10. Stop breathing so fast

Most of us breathe too fast at the best of times. When we are anxious our breathing becomes more rapid. We take in more oxygen and breathe out more carbon dioxide (CO2) than usual. However, because the body is not working any harder than normal (as it might if we were exercising) it is not using up any extra oxygen. The CO2 concentration in the blood therefore goes down. This leads to a body state called respiratory alkalosis (temporary change of PH levels in the blood). In this body state we can feel light-headed, clammy, and sweaty. Sometimes it can lead to tingling sensations in fingers and toes or feeling faint. We may find it hard to focus. These feelings can be really unpleasant and focussing on them can make you breathe even faster.

When we slow our breathing oxygen and carbon dioxide levels in the blood return to normal, and the unpleasant feelings resolve. If we interrupt the panic by changing your pattern of breathing, we can initiate the process of feeling better.
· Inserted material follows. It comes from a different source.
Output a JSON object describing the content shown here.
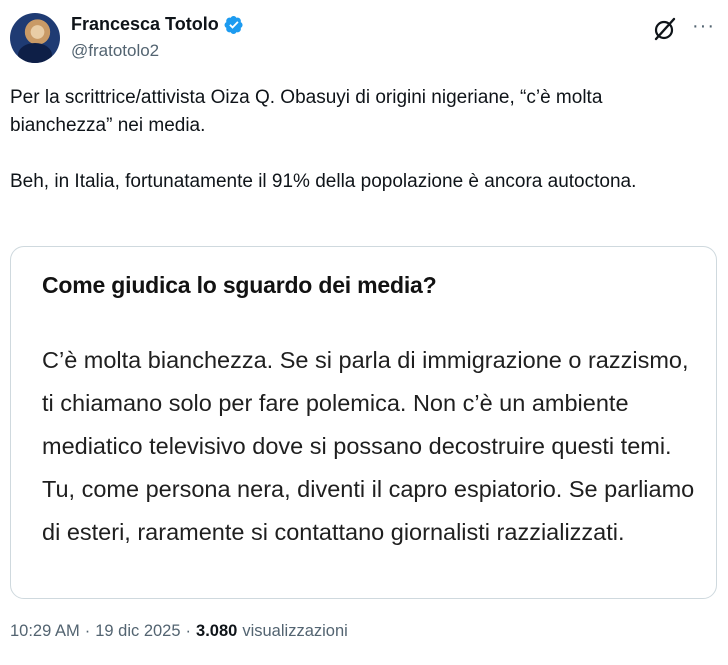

Slowed breathing gives the body the signal that it is safe and helps reverse the fight, flight or freeze response.

Breathing to reduce feelings of panic/anxiety

When we are anxious or panicking, breathing is fast and forceful, and high up in the chest – we try and get as much oxygen into the body as possible.

If you are anxious, slow, relaxed breathing can feel counter-intuitive. The key is to breath out for longer than you breathe in, for a period of 5-10 minutes. I suggest the pattern below.

Breathe in for a count of 4 (pause), then breathe out for a count of 6 (pause).

The pauses will help slow the whole process down. When you breathe out, imagine you are blowing on the flame of a candle. You want the flame to flicker but not go out. This will also help you slow down your breathing. You might feel a bit light-headed when you first do this, but that is OK. Gradually you will begin to feel relief from the anxiety.

Normal relaxed breathing

Practice your normal breathing as much as possible too. This should be slow and steady and you should feel your stomach rising and falling as you do it.

Breathe in for a count of 4 (pause), then breathe out for a count of 4 (pause). The more frequently you practice normal relaxed breathing, the more your body will realise that it is safe and will relax.

If it all gets too much….

If you’re really struggling, reach out to friends, family, or support services. Remember you are not alone, lots of people are be feeling overwhelmed, anxious, disappointed and lonely just now. Here are some important contact numbers to be aware of.

If someone’s life is in immediate danger, always call 999 straight away

NHS 24 can be accessed by calling 111 on any mobile or landline

Breathing Space:  0800 838 587

The Samaritans: 116 123



Shout is a 24/7 text service, free on all major mobile networks in the UK, for anyone in crisis. It’s a place to go if you’re struggling to cope and you need immediate help. At the heart of the service is a team of volunteers who take people from crisis to calm every single day.

Text: 85258


Rape Crisis Scotland

provides a national rape crisis helpline and email support for anyone affected by sexual violence, no matter when or how it happened.

0808 801 0302 (18:00 – 00:00)


National domestic abuse and forced marriage helpline

 This is a service for women experiencing domestic violence, their family, friends, colleagues and others calling on their behalf. Confidential and fully trained female helpline support workers.

0800 027 1234 (24 hr)


Fife Women’s Aid

Freephone helpline (24h)

0808 802 5555


Respect: Men’s advice line

Free helpline for male victims of domestic abuse

0808 801 0327

Monday – Friday 9am-8pm